The task:
These records are to be written out exactly as they read, minus the pictures.

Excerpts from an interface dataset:

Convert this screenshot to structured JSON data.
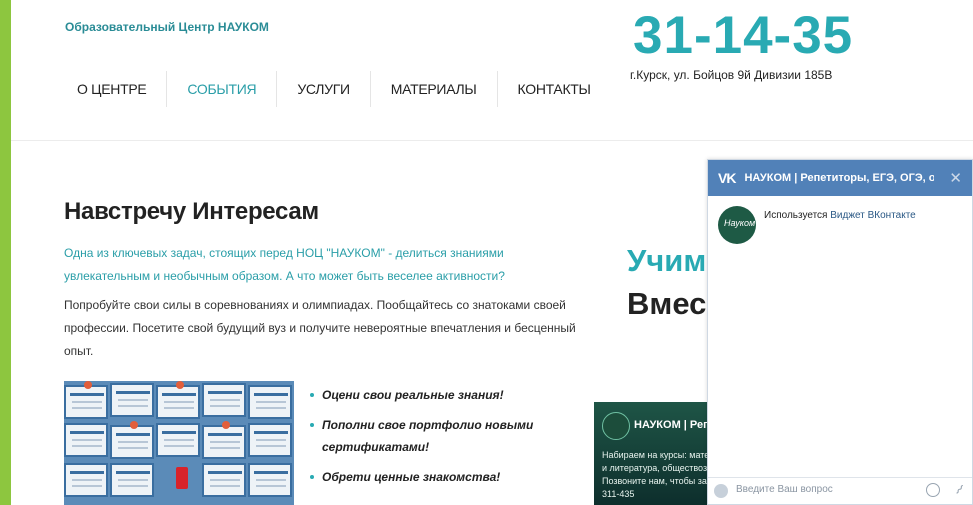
{
  "header": {
    "brand": "Образовательный Центр НАУКОМ",
    "phone": "31-14-35",
    "address": "г.Курск, ул. Бойцов 9й Дивизии 185В"
  },
  "nav": {
    "items": [
      "О ЦЕНТРЕ",
      "СОБЫТИЯ",
      "УСЛУГИ",
      "МАТЕРИАЛЫ",
      "КОНТАКТЫ"
    ],
    "active": "СОБЫТИЯ"
  },
  "main": {
    "title": "Навстречу Интересам",
    "lead_line1": "Одна из ключевых задач, стоящих перед НОЦ \"НАУКОМ\" - делиться знаниями",
    "lead_line2": "увлекательным и необычным образом. А что может быть веселее активности?",
    "body_line1": "Попробуйте свои силы в соревнованиях и олимпиадах. Пообщайтесь со знатоками своей",
    "body_line2": "профессии. Посетите свой будущий вуз и получите невероятные впечатления и бесценный",
    "body_line3": "опыт.",
    "bullets": [
      "Оцени свои реальные знания!",
      "Пополни свое портфолио новыми сертификатами!",
      "Обрети ценные знакомства!"
    ]
  },
  "side": {
    "title_line1": "Учимся",
    "title_line2": "Вместе",
    "post_name": "НАУКОМ | Репетиторы",
    "post_line1": "Набираем на курсы: математика, русский язык",
    "post_line2": "и литература, обществознание, история",
    "post_line3": "Позвоните нам, чтобы записаться",
    "post_line4": "311-435"
  },
  "vk": {
    "logo": "VK",
    "title": "НАУКОМ | Репетиторы, ЕГЭ, ОГЭ, ол...",
    "close": "✕",
    "avatar_text": "Науком",
    "msg_prefix": "Используется ",
    "msg_link": "Виджет ВКонтакте",
    "input_placeholder": "Введите Ваш вопрос"
  },
  "colors": {
    "accent": "#29aab3",
    "side_bar": "#8dc63f",
    "vk_blue": "#5181b8"
  }
}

Result for this task:
Convert this screenshot to structured JSON data.
{
  "header": {
    "brand": "Образовательный Центр НАУКОМ",
    "phone": "31-14-35",
    "address": "г.Курск, ул. Бойцов 9й Дивизии 185В"
  },
  "nav": {
    "items": [
      "О ЦЕНТРЕ",
      "СОБЫТИЯ",
      "УСЛУГИ",
      "МАТЕРИАЛЫ",
      "КОНТАКТЫ"
    ],
    "active": "СОБЫТИЯ"
  },
  "main": {
    "title": "Навстречу Интересам",
    "lead_line1": "Одна из ключевых задач, стоящих перед НОЦ \"НАУКОМ\" - делиться знаниями",
    "lead_line2": "увлекательным и необычным образом. А что может быть веселее активности?",
    "body_line1": "Попробуйте свои силы в соревнованиях и олимпиадах. Пообщайтесь со знатоками своей",
    "body_line2": "профессии. Посетите свой будущий вуз и получите невероятные впечатления и бесценный",
    "body_line3": "опыт.",
    "bullets": [
      "Оцени свои реальные знания!",
      "Пополни свое портфолио новыми сертификатами!",
      "Обрети ценные знакомства!"
    ]
  },
  "side": {
    "title_line1": "Учимся",
    "title_line2": "Вместе",
    "post_name": "НАУКОМ | Репетиторы",
    "post_line1": "Набираем на курсы: математика, русский язык",
    "post_line2": "и литература, обществознание, история",
    "post_line3": "Позвоните нам, чтобы записаться",
    "post_line4": "311-435"
  },
  "vk": {
    "logo": "VK",
    "title": "НАУКОМ | Репетиторы, ЕГЭ, ОГЭ, ол...",
    "close": "✕",
    "avatar_text": "Науком",
    "msg_prefix": "Используется ",
    "msg_link": "Виджет ВКонтакте",
    "input_placeholder": "Введите Ваш вопрос"
  },
  "colors": {
    "accent": "#29aab3",
    "side_bar": "#8dc63f",
    "vk_blue": "#5181b8"
  }
}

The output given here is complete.